■ Exercise goal
Each line from the one containing "Output a JSON object describing the content" through the end of the data must be retyped exactly, and no other line.

Stored dataset items:
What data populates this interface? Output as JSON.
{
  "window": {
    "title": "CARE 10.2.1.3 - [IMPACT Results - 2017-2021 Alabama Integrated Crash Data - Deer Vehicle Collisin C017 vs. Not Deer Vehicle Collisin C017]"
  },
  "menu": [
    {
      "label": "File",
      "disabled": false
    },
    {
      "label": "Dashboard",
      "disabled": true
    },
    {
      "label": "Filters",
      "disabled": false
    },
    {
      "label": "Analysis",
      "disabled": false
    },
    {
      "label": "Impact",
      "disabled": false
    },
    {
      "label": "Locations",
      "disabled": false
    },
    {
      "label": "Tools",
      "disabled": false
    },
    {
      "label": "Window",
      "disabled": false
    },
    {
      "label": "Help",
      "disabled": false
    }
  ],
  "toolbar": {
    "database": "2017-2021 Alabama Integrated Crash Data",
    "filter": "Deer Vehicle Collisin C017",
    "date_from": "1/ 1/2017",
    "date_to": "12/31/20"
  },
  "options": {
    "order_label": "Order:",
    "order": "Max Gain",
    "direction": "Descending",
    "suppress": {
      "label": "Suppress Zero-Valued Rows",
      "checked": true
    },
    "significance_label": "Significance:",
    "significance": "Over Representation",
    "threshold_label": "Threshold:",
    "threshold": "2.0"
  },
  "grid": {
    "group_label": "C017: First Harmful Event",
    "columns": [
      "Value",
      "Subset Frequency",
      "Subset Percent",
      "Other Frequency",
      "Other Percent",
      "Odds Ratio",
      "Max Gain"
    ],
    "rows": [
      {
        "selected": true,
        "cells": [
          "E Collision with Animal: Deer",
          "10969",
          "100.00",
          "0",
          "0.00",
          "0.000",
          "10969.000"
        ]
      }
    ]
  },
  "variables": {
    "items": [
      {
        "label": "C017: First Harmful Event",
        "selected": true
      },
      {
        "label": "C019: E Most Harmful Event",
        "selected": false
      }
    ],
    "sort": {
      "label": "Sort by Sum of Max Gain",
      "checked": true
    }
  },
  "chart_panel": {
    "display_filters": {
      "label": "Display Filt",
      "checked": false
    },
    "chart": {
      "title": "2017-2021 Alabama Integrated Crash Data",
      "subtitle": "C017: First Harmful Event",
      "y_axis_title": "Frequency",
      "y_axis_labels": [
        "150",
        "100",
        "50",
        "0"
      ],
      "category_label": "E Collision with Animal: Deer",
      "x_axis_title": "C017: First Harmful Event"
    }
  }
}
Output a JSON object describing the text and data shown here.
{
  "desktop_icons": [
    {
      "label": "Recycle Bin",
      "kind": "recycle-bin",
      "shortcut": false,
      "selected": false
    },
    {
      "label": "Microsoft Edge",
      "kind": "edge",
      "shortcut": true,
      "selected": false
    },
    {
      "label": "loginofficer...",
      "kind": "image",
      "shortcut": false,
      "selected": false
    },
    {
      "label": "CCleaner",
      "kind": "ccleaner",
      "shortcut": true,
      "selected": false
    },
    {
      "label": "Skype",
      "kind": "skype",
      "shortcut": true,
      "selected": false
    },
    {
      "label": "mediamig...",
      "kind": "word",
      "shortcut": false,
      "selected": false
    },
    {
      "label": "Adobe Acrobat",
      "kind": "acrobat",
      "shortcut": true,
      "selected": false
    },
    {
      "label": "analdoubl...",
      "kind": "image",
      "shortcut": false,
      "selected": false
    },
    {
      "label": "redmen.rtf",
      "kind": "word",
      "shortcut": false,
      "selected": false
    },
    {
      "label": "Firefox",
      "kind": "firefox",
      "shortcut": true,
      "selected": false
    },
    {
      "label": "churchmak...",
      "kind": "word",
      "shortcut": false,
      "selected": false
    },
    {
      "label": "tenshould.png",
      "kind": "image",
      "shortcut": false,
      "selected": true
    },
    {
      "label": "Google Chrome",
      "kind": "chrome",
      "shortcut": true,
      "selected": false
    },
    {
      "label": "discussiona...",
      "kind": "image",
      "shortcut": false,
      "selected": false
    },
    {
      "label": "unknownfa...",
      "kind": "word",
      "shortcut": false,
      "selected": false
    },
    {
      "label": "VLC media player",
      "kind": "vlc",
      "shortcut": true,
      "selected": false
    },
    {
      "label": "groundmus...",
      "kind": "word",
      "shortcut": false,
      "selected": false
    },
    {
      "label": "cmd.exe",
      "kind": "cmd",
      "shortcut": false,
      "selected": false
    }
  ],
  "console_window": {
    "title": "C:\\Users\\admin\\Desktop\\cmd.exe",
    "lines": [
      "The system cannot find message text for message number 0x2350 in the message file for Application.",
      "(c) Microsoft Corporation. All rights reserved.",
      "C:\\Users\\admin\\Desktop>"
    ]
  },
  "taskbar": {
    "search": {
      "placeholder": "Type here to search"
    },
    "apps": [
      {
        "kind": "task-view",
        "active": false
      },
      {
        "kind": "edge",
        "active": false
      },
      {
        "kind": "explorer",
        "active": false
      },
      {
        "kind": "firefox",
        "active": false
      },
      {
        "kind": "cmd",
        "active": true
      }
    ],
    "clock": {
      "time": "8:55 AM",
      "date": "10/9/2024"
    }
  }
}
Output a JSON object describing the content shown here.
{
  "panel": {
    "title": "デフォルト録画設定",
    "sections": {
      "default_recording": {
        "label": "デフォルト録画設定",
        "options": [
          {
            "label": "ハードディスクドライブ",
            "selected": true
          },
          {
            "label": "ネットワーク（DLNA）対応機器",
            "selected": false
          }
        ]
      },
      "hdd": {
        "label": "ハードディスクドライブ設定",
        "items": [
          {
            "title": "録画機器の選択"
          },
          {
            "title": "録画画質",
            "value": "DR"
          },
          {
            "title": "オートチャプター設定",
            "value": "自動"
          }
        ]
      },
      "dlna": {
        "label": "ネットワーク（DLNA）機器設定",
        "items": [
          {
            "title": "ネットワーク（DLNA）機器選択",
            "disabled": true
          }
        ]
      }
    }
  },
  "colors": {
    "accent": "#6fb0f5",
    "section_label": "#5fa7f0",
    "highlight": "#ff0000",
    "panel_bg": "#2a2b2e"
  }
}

■ Response to the task
Output a JSON object describing the content shown here.
{
  "panel": {
    "title": "デフォルト録画設定",
    "sections": {
      "default_recording": {
        "label": "デフォルト録画設定",
        "options": [
          {
            "label": "ハードディスクドライブ",
            "selected": true
          },
          {
            "label": "ネットワーク（DLNA）対応機器",
            "selected": false
          }
        ]
      },
      "hdd": {
        "label": "ハードディスクドライブ設定",
        "items": [
          {
            "title": "録画機器の選択"
          },
          {
            "title": "録画画質",
            "value": "DR"
          },
          {
            "title": "オートチャプター設定",
            "value": "自動"
          }
        ]
      },
      "dlna": {
        "label": "ネットワーク（DLNA）機器設定",
        "items": [
          {
            "title": "ネットワーク（DLNA）機器選択",
            "disabled": true
          }
        ]
      }
    }
  },
  "colors": {
    "accent": "#6fb0f5",
    "section_label": "#5fa7f0",
    "highlight": "#ff0000",
    "panel_bg": "#2a2b2e"
  }
}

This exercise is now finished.